That’s why Fortnite is talked about with as much enthusiasm in the playground – many parents now worry their children are addicted to the game – as it is among seasoned gamers. With so many people playing, there’s a greater desire to stand out and show off, further feeding the appeal of buying seemingly pointless skins and emotes.
Famous fans have further cemented the game’s worldwide status. From rapper Drake and DJ Deadmau5 to Los Angeles Lakers’ Josh Hart and Boston Red Sox’s David Price (who reportedly had to stop playing the game due to carpal tunnel syndrome), almost everyone is talking about Fortnite.
And when French footballer Antoine Griezmann celebrated his goal against Croatia in the World Cup final with Fortnite’s ‘Take the L’ dance, he thrust the game onto a truly global stage. “The game has turned into a viral phenomenon,” Harding-Rolls said. “[Principally] through [the] real-life sharing of in-game emotes, which has had a bigger impact than spending on marketing.”
Then there’s the game’s accessibility. Fortnite is available on various consoles, including PlayStation 4, Xbox One, Nintendo Switch and PC, as well as on both iOS and Android mobile platforms. What’s more, it allows for seamless cross-play between devices – a rarity in the gaming world.
Knowing the significance of the multiplatform advantage, Epic was quick to release the game on mobile and, unlike rival PUBG, avoided signing an exclusivity deal with a platform.
Epic doesn’t just make games, either: it’s also responsible for providing one of the most widely used operating systems in game development, Unreal Engine. And with Unreal Engine underpinning Fortnite, Epic has managed to eradicate the need for a middleman: rather than purchasing through a third-party platform like Steam, customers buy directly from Epic, streamlining the process for players and, more importantly, removing approximately 30 percent in commission fees from Epic’s outgoings.
With so many successful moving parts in play, Epic’s value has soared. In 2012, when Chinese tech giant Tencent bought a 40 percent stake in the company, Epic was valued at just $825m. Today, it is estimated to be worth between $5bn and $8bn.
Fortnite’s success isn’t down to good luck, nor is it a case of being in the right place at the right time: it rests on an ingenious business model that understands human behaviour, appeals to the masses and keeps them coming back for more.
Naturally, other industry players will attempt to emulate Fortnite’s success, but replicating each element of this particular formula will be far from easy.
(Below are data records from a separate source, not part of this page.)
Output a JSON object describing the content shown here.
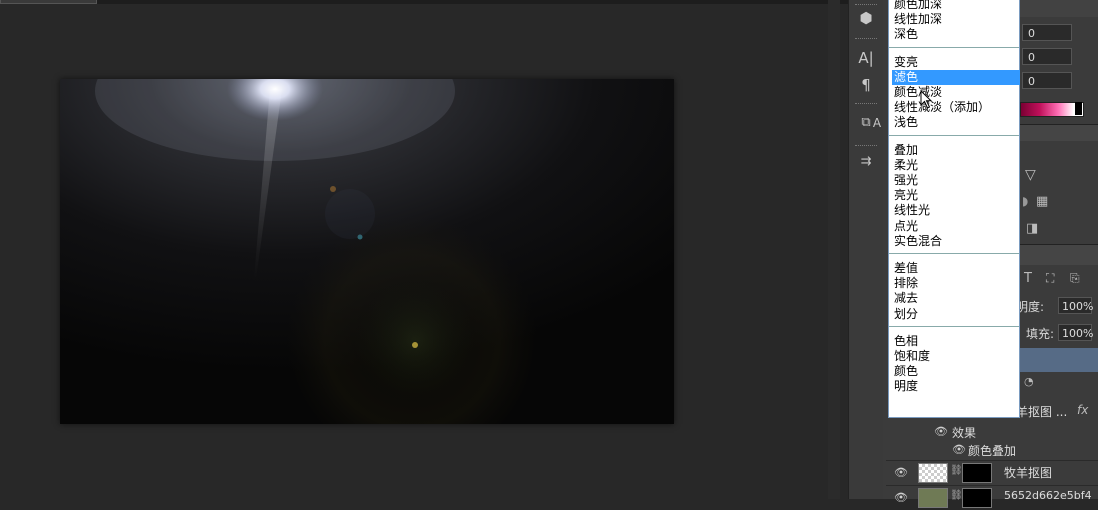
{
  "blend_modes": {
    "groups": [
      [
        "颜色加深",
        "线性加深",
        "深色"
      ],
      [
        "变亮",
        "滤色",
        "颜色减淡",
        "线性减淡（添加）",
        "浅色"
      ],
      [
        "叠加",
        "柔光",
        "强光",
        "亮光",
        "线性光",
        "点光",
        "实色混合"
      ],
      [
        "差值",
        "排除",
        "减去",
        "划分"
      ],
      [
        "色相",
        "饱和度",
        "颜色",
        "明度"
      ]
    ],
    "selected": "滤色"
  },
  "properties": {
    "values": [
      "0",
      "0",
      "0"
    ]
  },
  "layers_panel": {
    "opacity_label": "透明度:",
    "opacity_label_visible": "透明度:",
    "opacity_value": "100%",
    "fill_label": "填充:",
    "fill_value": "100%",
    "fx_label": "fx",
    "partial_layer_name": "牧羊抠图 ...",
    "effects_label": "效果",
    "effect_item": "颜色叠加",
    "layers": [
      {
        "name": "牧羊抠图"
      },
      {
        "name": "5652d662e5bf4"
      }
    ]
  },
  "tools": {
    "icons": [
      "3d-cube-icon",
      "character-icon",
      "paragraph-icon",
      "character-style-icon",
      "paragraph-style-icon",
      "align-icon"
    ]
  },
  "colors": {
    "highlight": "#3399ff",
    "selected_layer": "#566b86",
    "panel_bg": "#3b3b3b",
    "workspace_bg": "#282828"
  }
}
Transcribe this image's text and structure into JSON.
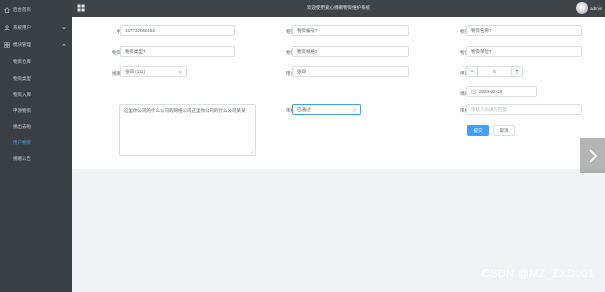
{
  "header": {
    "title": "欢迎使用爱心捐赠物资维护系统",
    "username": "admin"
  },
  "sidebar": {
    "items": [
      {
        "label": "后台首页",
        "icon": "home-icon"
      },
      {
        "label": "系统用户",
        "icon": "user-icon"
      },
      {
        "label": "模块管理",
        "icon": "grid-icon"
      },
      {
        "label": "物资仓库"
      },
      {
        "label": "物资类型"
      },
      {
        "label": "物资入库"
      },
      {
        "label": "申领物资"
      },
      {
        "label": "捐出去啦"
      },
      {
        "label": "用户物资"
      },
      {
        "label": "捐赠公告"
      }
    ]
  },
  "form": {
    "labels": {
      "phone": "手机号",
      "goods_code": "物资编号",
      "goods_name": "物资名称",
      "goods_type": "物资类型",
      "goods_spec": "物资规格",
      "goods_unit": "物资单位",
      "donor": "捐赠用户",
      "user_name": "用户姓名",
      "quantity": "申领数量",
      "apply_date": "捐赠日期",
      "remark": "备注",
      "audit_status": "审核状态",
      "audit_reply": "审核回复"
    },
    "values": {
      "phone": "15773206016S",
      "goods_code": "物资编号7",
      "goods_name": "物资名称7",
      "goods_type": "物资类型7",
      "goods_spec": "物资规格7",
      "goods_unit": "物资单位7",
      "donor": "张四 (111)",
      "user_name": "张四",
      "quantity": "5",
      "apply_date": "2023-02-19",
      "remark": "这里你公司的什么公司的网络公司这里你公司的什么公司某某",
      "audit_status": "已通过"
    },
    "placeholders": {
      "audit_reply": "审核人员填写回复"
    },
    "buttons": {
      "submit": "提交",
      "cancel": "取消"
    }
  },
  "watermark": "CSDN @MZ_ZXD001",
  "colors": {
    "sidebar_bg": "#3a3f44",
    "header_bg": "#3f4449",
    "primary": "#409eff",
    "active_nav": "#409eff"
  }
}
To paraphrase the growing contingent of schoolchildren, celebrities and professional athletes who have entered the gaming community via Fortnite, Epic has well and truly ‘ganked’ its rivals.